§ **Task statement**:
Each entry should appear in the answer exactly as written.

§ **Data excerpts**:
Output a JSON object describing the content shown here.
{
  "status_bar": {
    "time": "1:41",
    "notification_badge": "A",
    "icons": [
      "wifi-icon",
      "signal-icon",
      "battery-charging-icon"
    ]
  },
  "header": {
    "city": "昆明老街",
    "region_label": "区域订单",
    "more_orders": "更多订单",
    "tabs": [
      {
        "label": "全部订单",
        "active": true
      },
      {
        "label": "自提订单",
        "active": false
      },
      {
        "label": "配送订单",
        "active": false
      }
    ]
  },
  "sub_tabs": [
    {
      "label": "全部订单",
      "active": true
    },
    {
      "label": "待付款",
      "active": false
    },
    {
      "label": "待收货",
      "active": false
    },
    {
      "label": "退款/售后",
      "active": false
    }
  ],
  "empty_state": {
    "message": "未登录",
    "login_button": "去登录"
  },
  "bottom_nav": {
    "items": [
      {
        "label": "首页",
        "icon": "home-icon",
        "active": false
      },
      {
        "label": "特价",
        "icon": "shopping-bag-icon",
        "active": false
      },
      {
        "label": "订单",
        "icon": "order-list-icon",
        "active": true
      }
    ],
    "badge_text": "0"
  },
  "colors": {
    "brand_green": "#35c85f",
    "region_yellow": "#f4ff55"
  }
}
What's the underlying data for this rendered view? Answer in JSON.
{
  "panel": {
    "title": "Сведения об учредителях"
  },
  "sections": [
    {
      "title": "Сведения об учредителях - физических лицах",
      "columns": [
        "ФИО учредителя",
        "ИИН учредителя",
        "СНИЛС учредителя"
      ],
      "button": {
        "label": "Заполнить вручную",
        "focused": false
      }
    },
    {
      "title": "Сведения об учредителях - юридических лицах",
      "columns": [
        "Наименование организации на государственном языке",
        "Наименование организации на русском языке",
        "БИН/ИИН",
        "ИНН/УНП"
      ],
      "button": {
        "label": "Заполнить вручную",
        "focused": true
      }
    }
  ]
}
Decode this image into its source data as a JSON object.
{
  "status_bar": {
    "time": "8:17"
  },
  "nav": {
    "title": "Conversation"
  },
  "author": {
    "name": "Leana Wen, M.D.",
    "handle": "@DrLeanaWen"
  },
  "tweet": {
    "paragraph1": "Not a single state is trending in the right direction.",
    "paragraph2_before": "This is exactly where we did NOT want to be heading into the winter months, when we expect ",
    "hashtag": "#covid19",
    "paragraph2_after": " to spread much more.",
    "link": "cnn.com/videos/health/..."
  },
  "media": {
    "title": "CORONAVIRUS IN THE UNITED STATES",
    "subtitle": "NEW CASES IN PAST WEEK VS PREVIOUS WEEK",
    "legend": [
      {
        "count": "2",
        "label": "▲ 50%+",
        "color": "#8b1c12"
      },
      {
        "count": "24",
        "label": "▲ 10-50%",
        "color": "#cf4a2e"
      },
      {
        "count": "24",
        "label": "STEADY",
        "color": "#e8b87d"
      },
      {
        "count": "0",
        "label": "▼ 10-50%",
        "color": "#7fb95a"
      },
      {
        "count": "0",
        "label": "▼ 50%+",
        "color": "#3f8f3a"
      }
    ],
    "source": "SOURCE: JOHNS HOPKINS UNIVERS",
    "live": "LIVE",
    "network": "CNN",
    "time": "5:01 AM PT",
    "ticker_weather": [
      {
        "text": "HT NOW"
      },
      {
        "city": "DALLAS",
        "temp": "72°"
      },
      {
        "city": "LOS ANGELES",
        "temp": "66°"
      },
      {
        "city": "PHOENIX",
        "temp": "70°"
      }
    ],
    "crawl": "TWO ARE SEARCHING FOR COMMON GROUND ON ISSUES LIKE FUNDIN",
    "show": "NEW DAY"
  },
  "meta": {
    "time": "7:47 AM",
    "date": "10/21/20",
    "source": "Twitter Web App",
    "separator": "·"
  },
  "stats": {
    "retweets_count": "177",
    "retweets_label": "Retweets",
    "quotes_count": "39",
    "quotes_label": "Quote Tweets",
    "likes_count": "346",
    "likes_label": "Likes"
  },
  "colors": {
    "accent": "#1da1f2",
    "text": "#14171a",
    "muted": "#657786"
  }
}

§ **Answer to the problem**:
Output a JSON object describing the content shown here.
{
  "status_bar": {
    "time": "1:41",
    "notification_badge": "A",
    "icons": [
      "wifi-icon",
      "signal-icon",
      "battery-charging-icon"
    ]
  },
  "header": {
    "city": "昆明老街",
    "region_label": "区域订单",
    "more_orders": "更多订单",
    "tabs": [
      {
        "label": "全部订单",
        "active": true
      },
      {
        "label": "自提订单",
        "active": false
      },
      {
        "label": "配送订单",
        "active": false
      }
    ]
  },
  "sub_tabs": [
    {
      "label": "全部订单",
      "active": true
    },
    {
      "label": "待付款",
      "active": false
    },
    {
      "label": "待收货",
      "active": false
    },
    {
      "label": "退款/售后",
      "active": false
    }
  ],
  "empty_state": {
    "message": "未登录",
    "login_button": "去登录"
  },
  "bottom_nav": {
    "items": [
      {
        "label": "首页",
        "icon": "home-icon",
        "active": false
      },
      {
        "label": "特价",
        "icon": "shopping-bag-icon",
        "active": false
      },
      {
        "label": "订单",
        "icon": "order-list-icon",
        "active": true
      }
    ],
    "badge_text": "0"
  },
  "colors": {
    "brand_green": "#35c85f",
    "region_yellow": "#f4ff55"
  }
}
What's the underlying data for this rendered view? Answer in JSON.
{
  "panel": {
    "title": "Сведения об учредителях"
  },
  "sections": [
    {
      "title": "Сведения об учредителях - физических лицах",
      "columns": [
        "ФИО учредителя",
        "ИИН учредителя",
        "СНИЛС учредителя"
      ],
      "button": {
        "label": "Заполнить вручную",
        "focused": false
      }
    },
    {
      "title": "Сведения об учредителях - юридических лицах",
      "columns": [
        "Наименование организации на государственном языке",
        "Наименование организации на русском языке",
        "БИН/ИИН",
        "ИНН/УНП"
      ],
      "button": {
        "label": "Заполнить вручную",
        "focused": true
      }
    }
  ]
}
Decode this image into its source data as a JSON object.
{
  "status_bar": {
    "time": "8:17"
  },
  "nav": {
    "title": "Conversation"
  },
  "author": {
    "name": "Leana Wen, M.D.",
    "handle": "@DrLeanaWen"
  },
  "tweet": {
    "paragraph1": "Not a single state is trending in the right direction.",
    "paragraph2_before": "This is exactly where we did NOT want to be heading into the winter months, when we expect ",
    "hashtag": "#covid19",
    "paragraph2_after": " to spread much more.",
    "link": "cnn.com/videos/health/..."
  },
  "media": {
    "title": "CORONAVIRUS IN THE UNITED STATES",
    "subtitle": "NEW CASES IN PAST WEEK VS PREVIOUS WEEK",
    "legend": [
      {
        "count": "2",
        "label": "▲ 50%+",
        "color": "#8b1c12"
      },
      {
        "count": "24",
        "label": "▲ 10-50%",
        "color": "#cf4a2e"
      },
      {
        "count": "24",
        "label": "STEADY",
        "color": "#e8b87d"
      },
      {
        "count": "0",
        "label": "▼ 10-50%",
        "color": "#7fb95a"
      },
      {
        "count": "0",
        "label": "▼ 50%+",
        "color": "#3f8f3a"
      }
    ],
    "source": "SOURCE: JOHNS HOPKINS UNIVERS",
    "live": "LIVE",
    "network": "CNN",
    "time": "5:01 AM PT",
    "ticker_weather": [
      {
        "text": "HT NOW"
      },
      {
        "city": "DALLAS",
        "temp": "72°"
      },
      {
        "city": "LOS ANGELES",
        "temp": "66°"
      },
      {
        "city": "PHOENIX",
        "temp": "70°"
      }
    ],
    "crawl": "TWO ARE SEARCHING FOR COMMON GROUND ON ISSUES LIKE FUNDIN",
    "show": "NEW DAY"
  },
  "meta": {
    "time": "7:47 AM",
    "date": "10/21/20",
    "source": "Twitter Web App",
    "separator": "·"
  },
  "stats": {
    "retweets_count": "177",
    "retweets_label": "Retweets",
    "quotes_count": "39",
    "quotes_label": "Quote Tweets",
    "likes_count": "346",
    "likes_label": "Likes"
  },
  "colors": {
    "accent": "#1da1f2",
    "text": "#14171a",
    "muted": "#657786"
  }
}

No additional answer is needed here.